(In paragraph nine, changes job title to manager of the equity income fund and company name to Premier Asset Management)
* CEO Nick Buckles to step down at end of May
* Will be replaced by CFO Ashley Almanza
* Two big shareholders say they support the move
* Shares down 0.4 percent
By Christine Murray and Neil Maidment
LONDON, May 21 (Reuters) - G4S, the world’s largest security group, is replacing its chief executive after a series of failures including a staffing fiasco at the 2012 London Olympics culminated in a recent profit warning.
Nick Buckles, 52, who has led the company for eight years, will be succeeded at the end of the month by Chief Financial Officer Ashley Almanza, a former executive of oil and gas firm BG Group who joined in March.
Although G4S shares have outpaced the FTSE 100 index of blue-chip companies during Buckles’ tenure, he will likely be remembered for mistakes over the last 18 months that have rattled investors.
These include a squeeze on margins that led to the profit warning earlier this month and a failed takeover bid for rival Danish cleaning firm ISS, as well as the Olympics contract which Buckles said at the time had left the company’s reputation in tatters.
Shares in G4S have fallen by 12 percent since Buckles announced the proposed $8 billion takeover of ISS in October 2011.
Two of G4S’s biggest shareholders welcomed his departure on Tuesday.
“I think we feel that the time is right for Nick (Buckles) to move on,” a leading shareholder who declined to be identified said.
“We’ve got a very high regard for Ashley Almanza, we know Ashley well from his time at BG, we think he’s an excellent appointment.”

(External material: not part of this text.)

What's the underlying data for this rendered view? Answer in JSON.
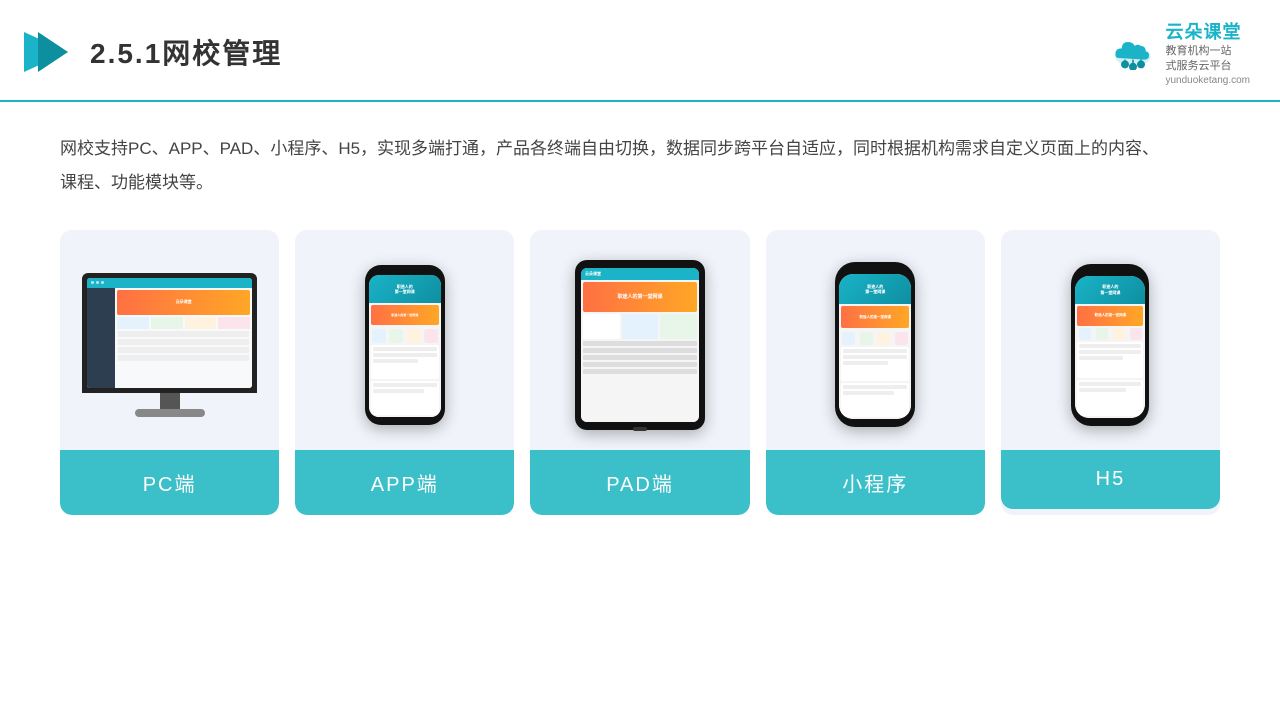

Chris White, manager of the equity income fund at Premier Asset Management, the 30th biggest investor in G4S, said the move was positive and should accelerate the company’s restructuring.
G4S, whose rivals include Serco and Swedish security firm Securitas, wants to increase revenue from emerging markets to half the total from a third to soften the pressure on margins from government austerity drives in developed markets. It is looking for acquisitions in the Middle East and India.
The company warned earlier this month that its margins and profits would be lower in 2013, blaming a shake-up of the Dutch prison system, problem clients in Africa and lower volumes in its British cash and justice businesses.
That prompted a 14 percent fall in the share price, which analysts at Jefferies and Espirito Santo said on Tuesday may have been the catalyst for Buckles’ departure.
Buckles started at British security firm Securicor in 1985. That company merged with Group 4 Falck in 2004, where Buckles oversaw the transition into the current G4S brand after becoming CEO the following year.
Shares in G4S have risen 67 percent, outstripping a 31 percent rise in the FTSE 100 index under his leadership.
But his decision in late 2011 to launch a surprise takeover of ISS severely hit investor confidence, not least because of the 2 billion pound rights issue required to secure it. The deal collapsed after shareholders opposed it.
The following year, G4S failed to provide a promised 10,400 security guards just weeks before the London Olympics, forcing British Army troops to step in and sparking a barrage of public and political criticism.
Buckles was grilled by British lawmakers over the Olympics failure in public hearings, where is shaggy hairstyle caught the attention of Twitter users.
An internal review in September spared Buckles, who earned about 1.2 million pounds ($1.8 million) last year, after it concluded it did not find any significant shortcomings in his handling of the contract. Two managers left instead.
The company’s reputation with the British government took a further hit last week when the Ministry of Justice said it may have been overcharged by G4S and Serco on a contract to monitor offenders released from prison.
G4S said on Tuesday it had appointed Eddie Ashton from German postal firm DHL as chief operating officer. Stuart Curl, currently a regional chief financial officer, will become acting CFO until a replacement for Almanza can be found.
Shares in the firm were down 0.4 percent by 1055 GMT to 249.7 pence.
$1 = 0.6570 British pounds Editing Erica Billingham